If you ever have a power outage and need to do an important load of laundry, consider the bathtub! We’ve done bathtub laundry all over the world, mostly because you can do it in any location that has a tub, and this simple practice saves a bundle of money if you’re traveling.
How do you do it and get your clothes dry in time?
There are 2 ways to tub-clean your dirty togs. If you’re taking a shower, you can always conserve water and throw your dirty clothes in the bottom of the tub to benefit from your shower water. I know it doesn’t sound glamorous, but it works if you just need to get your clothes clean quickly. Otherwise, here are a few steps involved in the bathtub method:
1) Run the water and plug the drain. Be sure to put enough water in the tub to just cover your clothing. I simply use the hotel soap, but you can always bring your own biodegradable laundry powder or laundry bar soap if you think ahead. On expeditions, we always have a little bio-soap on hand to hand-wash clothes in rivers.
2) My friends in Nepal let the clothes soak for a few minutes. Then you can rub it all over the clothing, and scrub around the really dirty areas.

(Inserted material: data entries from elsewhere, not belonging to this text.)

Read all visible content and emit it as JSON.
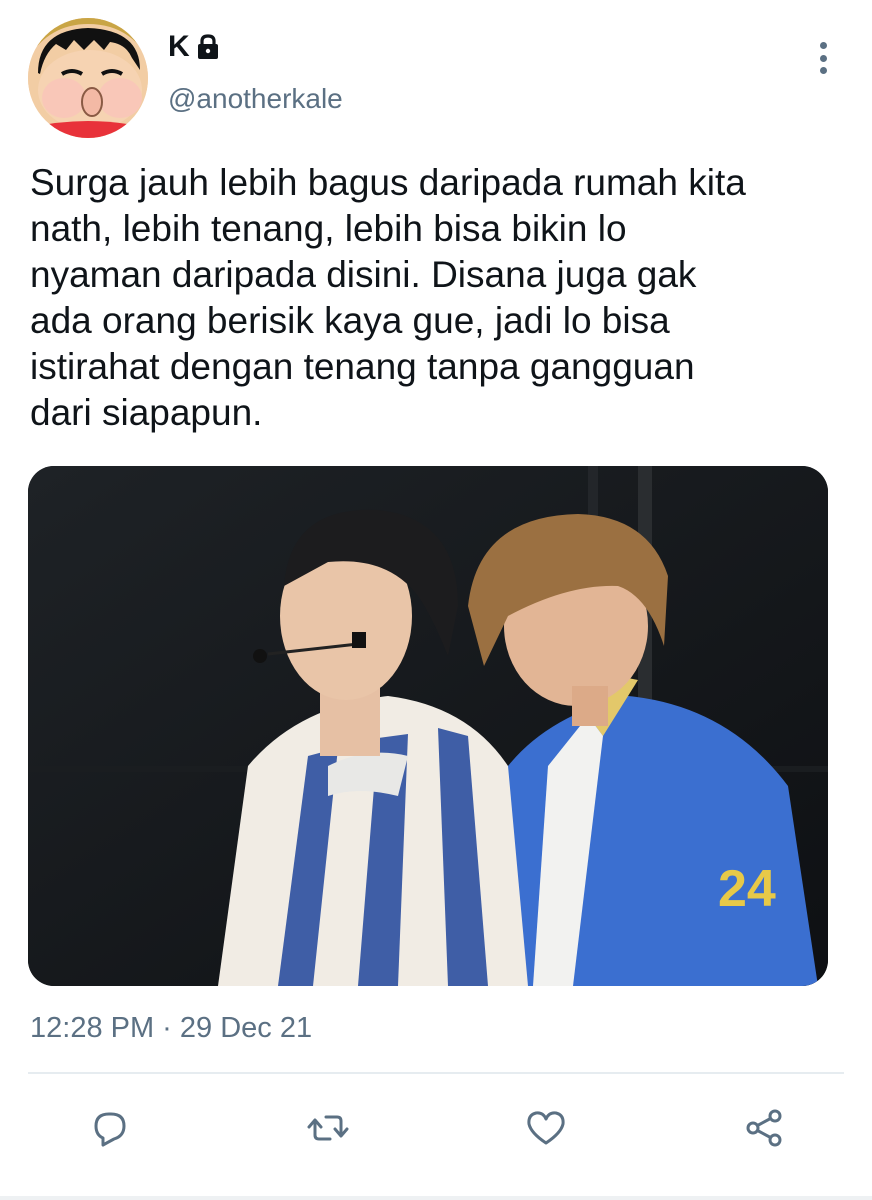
{
  "author": {
    "display_name": "K",
    "handle": "@anotherkale",
    "avatar_icon": "cartoon-avatar",
    "protected_icon": "lock-icon"
  },
  "tweet": {
    "text": "Surga jauh lebih bagus daripada rumah kita\nnath, lebih tenang, lebih bisa bikin lo\nnyaman daripada disini. Disana juga gak\nada orang berisik kaya gue, jadi lo bisa\nistirahat dengan tenang tanpa gangguan\ndari siapapun.",
    "timestamp": "12:28 PM · 29 Dec 21",
    "media_description_icon": "photo-two-performers-on-stage"
  },
  "actions": [
    {
      "name": "reply",
      "icon": "reply-icon"
    },
    {
      "name": "retweet",
      "icon": "retweet-icon"
    },
    {
      "name": "like",
      "icon": "heart-icon"
    },
    {
      "name": "share",
      "icon": "share-icon"
    }
  ],
  "colors": {
    "text": "#0f1419",
    "secondary": "#5b7083",
    "divider": "#e6ecf0"
  }
}
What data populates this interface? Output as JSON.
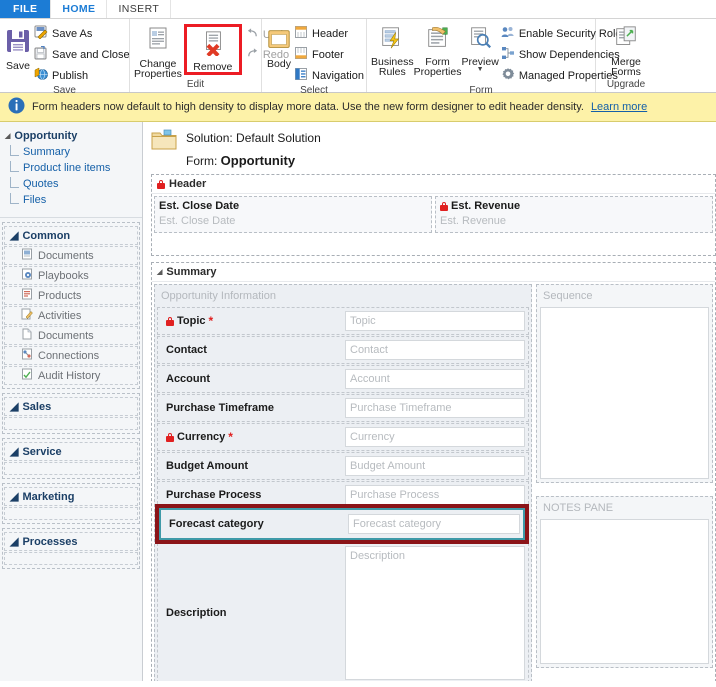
{
  "window": {
    "tabs": [
      {
        "label": "FILE",
        "kind": "file"
      },
      {
        "label": "HOME",
        "kind": "active"
      },
      {
        "label": "INSERT",
        "kind": "normal"
      }
    ]
  },
  "ribbon": {
    "groups": [
      {
        "name": "save",
        "label": "Save",
        "big": {
          "label": "Save",
          "icon": "floppy-disk-icon"
        },
        "small": [
          {
            "label": "Save As",
            "icon": "save-as-icon"
          },
          {
            "label": "Save and Close",
            "icon": "save-and-close-icon"
          },
          {
            "label": "Publish",
            "icon": "publish-icon"
          }
        ]
      },
      {
        "name": "edit",
        "label": "Edit",
        "big": [
          {
            "label": "Change Properties",
            "icon": "change-properties-icon"
          },
          {
            "label": "Remove",
            "icon": "remove-icon",
            "highlighted": true
          }
        ],
        "small": [
          {
            "label": "Undo",
            "icon": "undo-arrow-icon",
            "disabled": true
          },
          {
            "label": "Redo",
            "icon": "redo-arrow-icon",
            "disabled": true
          }
        ]
      },
      {
        "name": "select",
        "label": "Select",
        "big": {
          "label": "Body",
          "icon": "body-icon"
        },
        "small": [
          {
            "label": "Header",
            "icon": "header-icon"
          },
          {
            "label": "Footer",
            "icon": "footer-icon"
          },
          {
            "label": "Navigation",
            "icon": "navigation-icon"
          }
        ]
      },
      {
        "name": "form",
        "label": "Form",
        "big": [
          {
            "label": "Business Rules",
            "icon": "business-rules-icon"
          },
          {
            "label": "Form Properties",
            "icon": "form-properties-icon"
          },
          {
            "label": "Preview",
            "icon": "preview-icon",
            "dropdown": true
          }
        ],
        "small": [
          {
            "label": "Enable Security Roles",
            "icon": "security-roles-icon"
          },
          {
            "label": "Show Dependencies",
            "icon": "dependencies-icon"
          },
          {
            "label": "Managed Properties",
            "icon": "managed-properties-icon"
          }
        ]
      },
      {
        "name": "upgrade",
        "label": "Upgrade",
        "big": {
          "label": "Merge Forms",
          "icon": "merge-forms-icon"
        }
      }
    ]
  },
  "notification": {
    "icon": "info-icon",
    "text": "Form headers now default to high density to display more data. Use the new form designer to edit header density.",
    "link": "Learn more"
  },
  "sidebar": {
    "top_section": {
      "label": "Opportunity",
      "links": [
        "Summary",
        "Product line items",
        "Quotes",
        "Files"
      ]
    },
    "groups": [
      {
        "label": "Common",
        "items": [
          {
            "label": "Documents",
            "icon": "documents-icon"
          },
          {
            "label": "Playbooks",
            "icon": "playbooks-icon"
          },
          {
            "label": "Products",
            "icon": "products-icon"
          },
          {
            "label": "Activities",
            "icon": "activities-icon"
          },
          {
            "label": "Documents",
            "icon": "documents-icon"
          },
          {
            "label": "Connections",
            "icon": "connections-icon"
          },
          {
            "label": "Audit History",
            "icon": "audit-history-icon"
          }
        ]
      },
      {
        "label": "Sales",
        "items": []
      },
      {
        "label": "Service",
        "items": []
      },
      {
        "label": "Marketing",
        "items": []
      },
      {
        "label": "Processes",
        "items": []
      }
    ]
  },
  "canvas": {
    "solution_line": "Solution: Default Solution",
    "form_prefix": "Form: ",
    "form_name": "Opportunity",
    "folder_icon": "folder-icon",
    "header_section": {
      "title": "Header",
      "locked": true,
      "columns": [
        {
          "label": "Est. Close Date",
          "placeholder": "Est. Close Date",
          "locked": false
        },
        {
          "label": "Est. Revenue",
          "placeholder": "Est. Revenue",
          "locked": true
        }
      ]
    },
    "summary_section": {
      "title": "Summary",
      "subsection_title": "Opportunity Information",
      "fields": [
        {
          "label": "Topic",
          "placeholder": "Topic",
          "locked": true,
          "required": true
        },
        {
          "label": "Contact",
          "placeholder": "Contact",
          "locked": false,
          "required": false
        },
        {
          "label": "Account",
          "placeholder": "Account",
          "locked": false,
          "required": false
        },
        {
          "label": "Purchase Timeframe",
          "placeholder": "Purchase Timeframe",
          "locked": false,
          "required": false
        },
        {
          "label": "Currency",
          "placeholder": "Currency",
          "locked": true,
          "required": true
        },
        {
          "label": "Budget Amount",
          "placeholder": "Budget Amount",
          "locked": false,
          "required": false
        },
        {
          "label": "Purchase Process",
          "placeholder": "Purchase Process",
          "locked": false,
          "required": false
        },
        {
          "label": "Forecast category",
          "placeholder": "Forecast category",
          "locked": false,
          "required": false,
          "selected": true
        }
      ],
      "description_field": {
        "label": "Description",
        "placeholder": "Description"
      },
      "right_panes": [
        {
          "label": "Sequence"
        },
        {
          "label": "NOTES PANE"
        }
      ]
    }
  },
  "colors": {
    "file_tab_blue": "#1c7cd5",
    "notification_yellow": "#fdf2a8",
    "highlight_red": "#ec1c24",
    "selection_red": "#8b1418",
    "selection_teal": "#3f9aa8",
    "required_red": "#e02020"
  }
}
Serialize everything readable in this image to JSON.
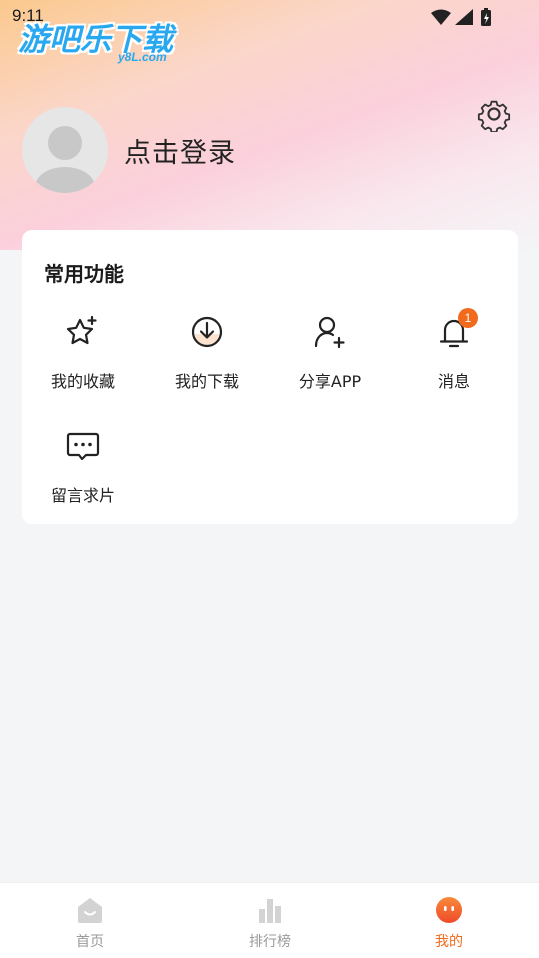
{
  "status_bar": {
    "time": "9:11"
  },
  "watermark": {
    "text": "游吧乐下载",
    "sub": "y8L.com"
  },
  "profile": {
    "login_label": "点击登录"
  },
  "functions": {
    "title": "常用功能",
    "items": [
      {
        "label": "我的收藏",
        "icon": "star-sparkle-icon"
      },
      {
        "label": "我的下载",
        "icon": "download-icon"
      },
      {
        "label": "分享APP",
        "icon": "add-user-icon"
      },
      {
        "label": "消息",
        "icon": "bell-icon",
        "badge": "1"
      },
      {
        "label": "留言求片",
        "icon": "chat-bubble-icon"
      }
    ]
  },
  "bottom_nav": {
    "items": [
      {
        "label": "首页",
        "icon": "home-icon",
        "active": false
      },
      {
        "label": "排行榜",
        "icon": "ranking-icon",
        "active": false
      },
      {
        "label": "我的",
        "icon": "profile-face-icon",
        "active": true
      }
    ]
  },
  "colors": {
    "accent": "#f26a1b",
    "inactive": "#9a9a9a",
    "watermark": "#29a8f0"
  }
}
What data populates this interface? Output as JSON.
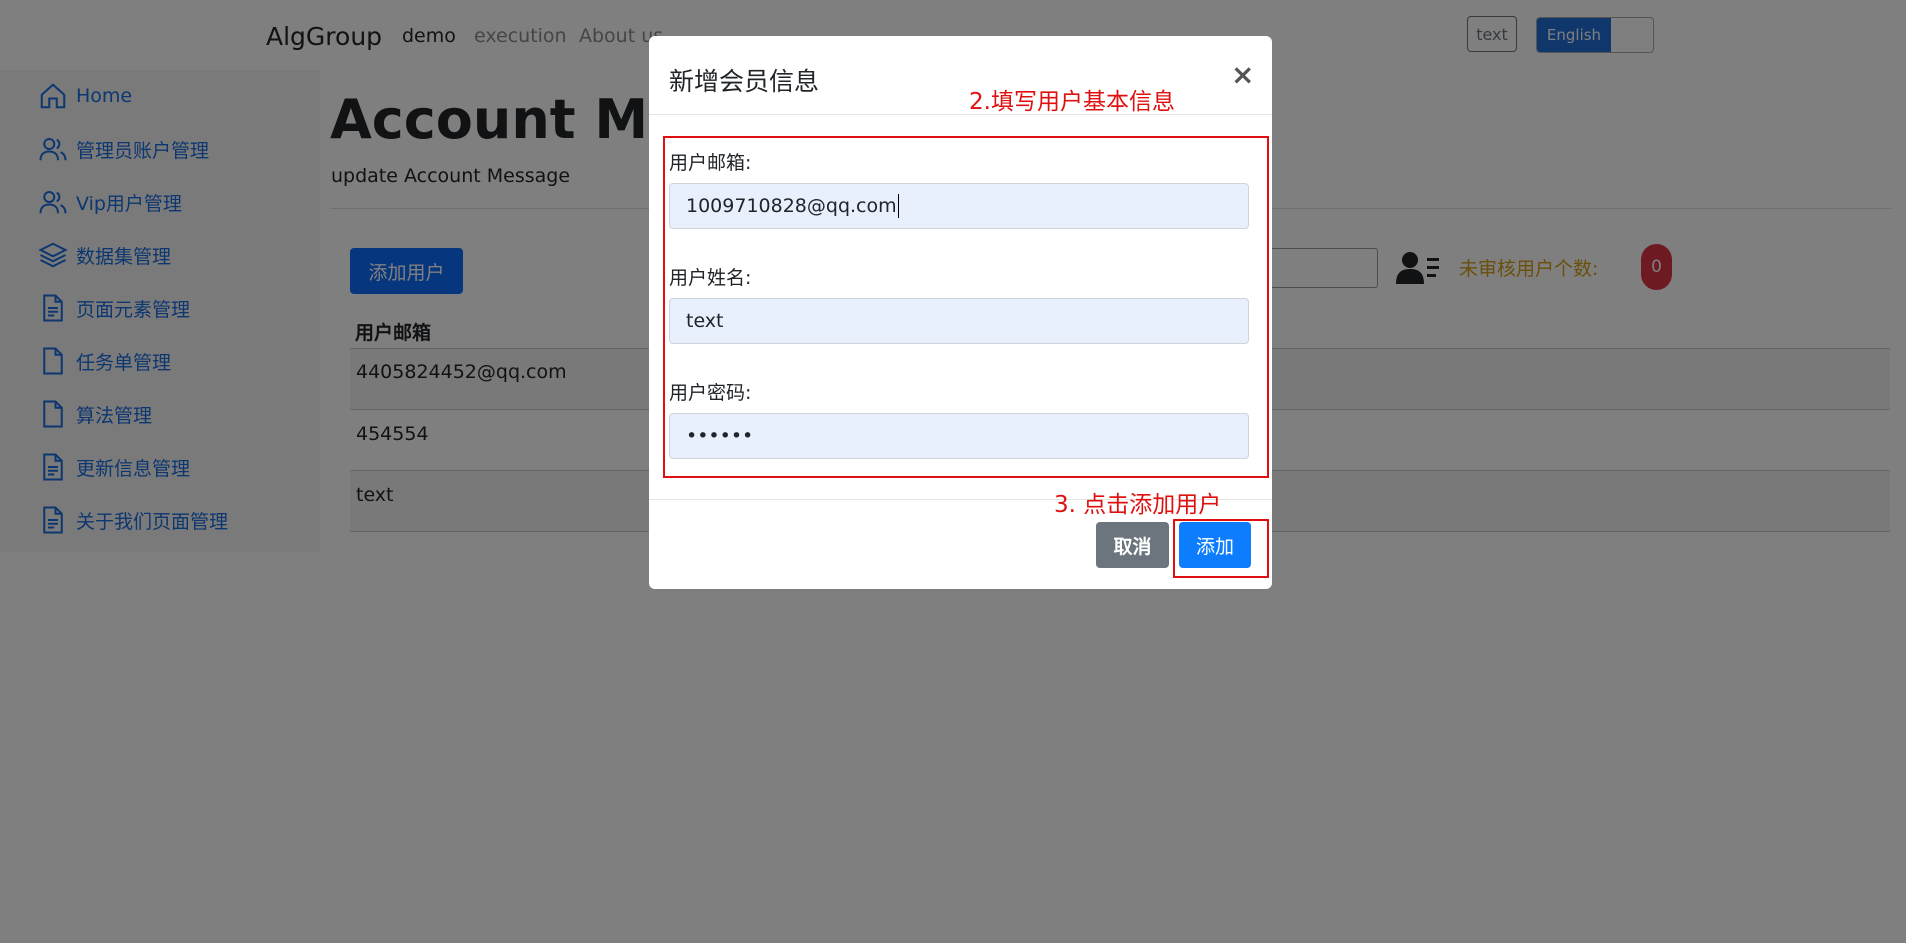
{
  "navbar": {
    "brand": "AlgGroup",
    "links": [
      "demo",
      "execution",
      "About us"
    ],
    "text_button": "text",
    "language_toggle": "English"
  },
  "sidebar": {
    "items": [
      {
        "label": "Home",
        "icon": "home-icon"
      },
      {
        "label": "管理员账户管理",
        "icon": "users-icon"
      },
      {
        "label": "Vip用户管理",
        "icon": "users-icon"
      },
      {
        "label": "数据集管理",
        "icon": "layers-icon"
      },
      {
        "label": "页面元素管理",
        "icon": "document-icon"
      },
      {
        "label": "任务单管理",
        "icon": "file-icon"
      },
      {
        "label": "算法管理",
        "icon": "file-icon"
      },
      {
        "label": "更新信息管理",
        "icon": "document-icon"
      },
      {
        "label": "关于我们页面管理",
        "icon": "document-icon"
      }
    ]
  },
  "main": {
    "title": "Account Mana",
    "subtitle": "update Account Message",
    "add_user_button": "添加用户",
    "pending_label": "未审核用户个数:",
    "pending_count": "0",
    "table": {
      "header": "用户邮箱",
      "rows": [
        "4405824452@qq.com",
        "454554",
        "text"
      ]
    }
  },
  "modal": {
    "title": "新增会员信息",
    "close": "×",
    "email_label": "用户邮箱:",
    "email_value": "1009710828@qq.com",
    "name_label": "用户姓名:",
    "name_value": "text",
    "password_label": "用户密码:",
    "password_value": "••••••",
    "cancel_button": "取消",
    "confirm_button": "添加"
  },
  "annotations": {
    "step2": "2.填写用户基本信息",
    "step3": "3. 点击添加用户"
  },
  "colors": {
    "primary": "#0d6efd",
    "annotation": "#e01010",
    "sidebar_link": "#1a6ee0",
    "badge": "#dc3545"
  }
}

3) Next, get your children in the tub and let them walk all over your clothing. It’s a fun game for them and massages their feet. If you have no children around, do it yourself or you can “agitate” your clothes by hand, too. One reader told me she does bathtub laundry at home and uses a spare toilet plunger for her “agitation cycle.” Be sure to hand scrub your dirty areas by hand with your soap.
4) Drain the dirty water and run more water over your clothes to fully rinse them out. You might need to rinse twice if you’ve used a lot of soap.
5) Wring each piece of clothing out and then hang them to dry over the tub. Depending on your climate, you should have dry clothes in a few hours, almost as long as it would’ve taken you to take your clothing to a laundry service to do it for you.
And the price is right.
I’m no fan of doing laundry, mostly because I know in developed countries we do way too much of it and our microplastic-laden clothes are contributing to our toxic shorelines. Hand-washing means you’ll really only wash those clothes if you absolutely have to, not just because you wore them once.
We like this system because it’s cheap, it didn’t require any plastic, we get a little exercise doing the laundry, and it conserves water when we use our own shower water for the first part of your washing cycle, to just get the clothes wet. For a family of 4 traveling in the Himalaya, hand-washing is a regular part of our routine. Try it for a week, and you’ll start thinking about the water, the soap, where it goes, and how often it actually needs to be done. Do you hand-wash when you travel? What tips can you share?